There are people making cool things with xen, and I'm really keen to see how they turn out. There are people using parts of it in commercial apps, a user recently contacted me to say he'll be making a particle system editor and who knows what crazy things Garbled is doing :-) Would I integrate these things? If they fit and were a benefit to users, yes. Of course I would.

> Oh and have you worked on any other projects in the past? =)

Yes. During the day I'm a professional game programmer, so that counts. I've also been involved with a number of community projects such as Half-Life mods, in various roles, from mapping to project management. So I feel I have a pretty good handle on how things are going, and I also have experience of how things can go wrong with community projects.

Hope that clears some things up.
Cheers.

Apr 18, 2009 at 5:41 AM
> The trouble is that whatever is implemented ideally needs to work on the CPU processor as well.

I agree with you on that. Its pretty great that you have kept CPU and GPU code seamless so far.

> The better option may simply be opening up the Particle Drawer's a bit, so other classes can more easily use them.

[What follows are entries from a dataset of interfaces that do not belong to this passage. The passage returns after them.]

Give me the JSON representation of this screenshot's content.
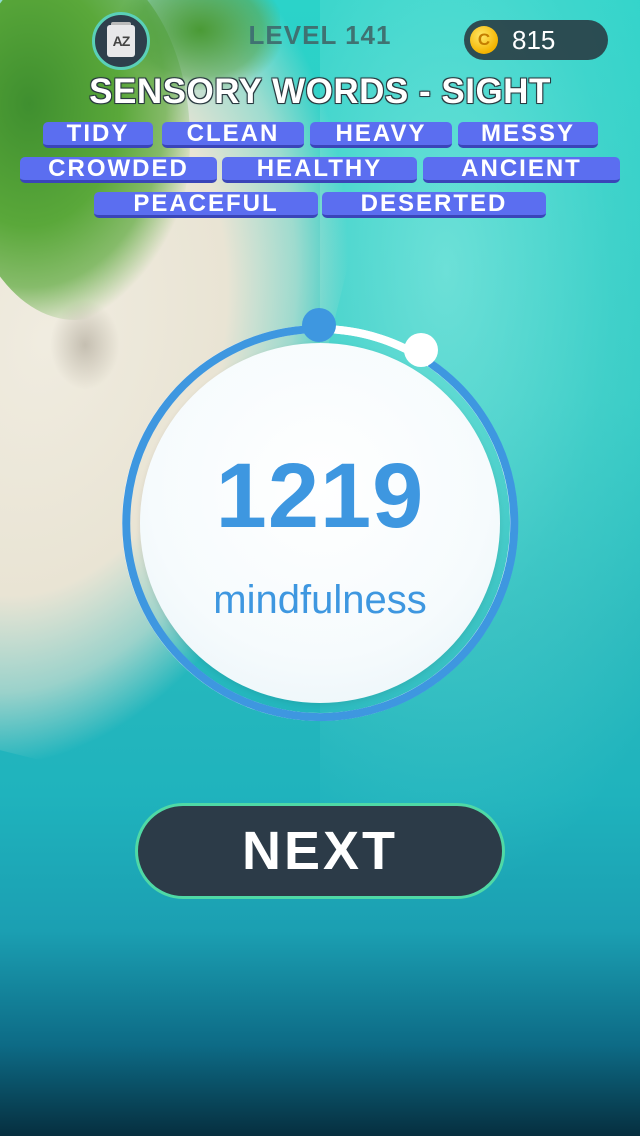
{
  "header": {
    "dictionary_icon_text": "AZ",
    "level_label": "LEVEL 141",
    "coins": "815",
    "coin_symbol": "C"
  },
  "category": "SENSORY WORDS - SIGHT",
  "words": [
    "TIDY",
    "CLEAN",
    "HEAVY",
    "MESSY",
    "CROWDED",
    "HEALTHY",
    "ANCIENT",
    "PEACEFUL",
    "DESERTED"
  ],
  "result": {
    "score": "1219",
    "score_label": "mindfulness"
  },
  "next_label": "NEXT",
  "colors": {
    "chip": "#5b6ef0",
    "score_text": "#3e97e0",
    "button_bg": "#2c3b48",
    "button_border": "#4fd9a6"
  }
}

This sounds like a good idea. Looking at the code, it might be a lot of work but I believe it could be useful.
Would it be possible to open up the billboard/velocity billboard classes such that they can be used without a particle system?

> Yes. During the day I'm a professional game programmer, so that counts. I've also been involved with a number of community projects such as Half-Life mods, in various roles, from mapping to project management. So I feel I have a pretty good handle on how things are going, and I also have experience of how things can go wrong with community projects.

Who do you develop for? Has your team released anything yet? Are any of your mods successful? I know success is relative lol but I'd love to check them out.
Apr 18, 2009 at 5:18 PM
Edited Apr 18, 2009 at 5:30 PM
Why particle system must be able to run this cpu and gpu? 

Are you saying that we should add a nvdia phyx physics engine to do this effect is better? 

Arriu ,very grateful to the provision of the article, I will learn it. 

I want to do is a role to play in the snow in the fall when people stop exercising, or irregular particles into the region on a campaign stop, and the region has been the dynamic changes. Heightmaps approach to the use and detection of particles should be done and can not be achieved.
Coordinator
Apr 18, 2009 at 10:16 PM

When you use a xen particle system, it will process the particles partly on the CPU, and partly on the GPU (on supporting systems).

So, any of the <logic> you write will run as a GPU shader on the xbox 360 and on PCs supporting shader model 3, vertex texture fetch, and the texture formats used. On PCs that don't support those, the particle logic code is run on the CPU as .net code.
Further, all <emitter> code and particle creation/deletion is run on the CPU.

The GPU is significantly more efficient at processing particle behaviour, especially on the xbox (which does not support the CPU processor). It's also much more efficient to draw the particles, as position / size / .. data is already on the gpu and doesn't need to be transferred every frame.

Apr 21, 2009 at 7:52 AM
"Are you saying that we should add a nvdia phyx physics engine to do this effect is better?"

That depends on your requirements; you could also just write your own function or shader kernel.  If you're not currently using physics middleware, then please research carefully before making a decision.  There are architectural and deployment restrictions to be aware of.

In any case I wouldn't throw the baby out with the bathwater.. there is a middle ground to this.  The xen particle system is a powerful tool for rendering procedural effects, so in my day to day I would personally use it to beautify the appearance of coarse physical systems, not expect it to run my simulations.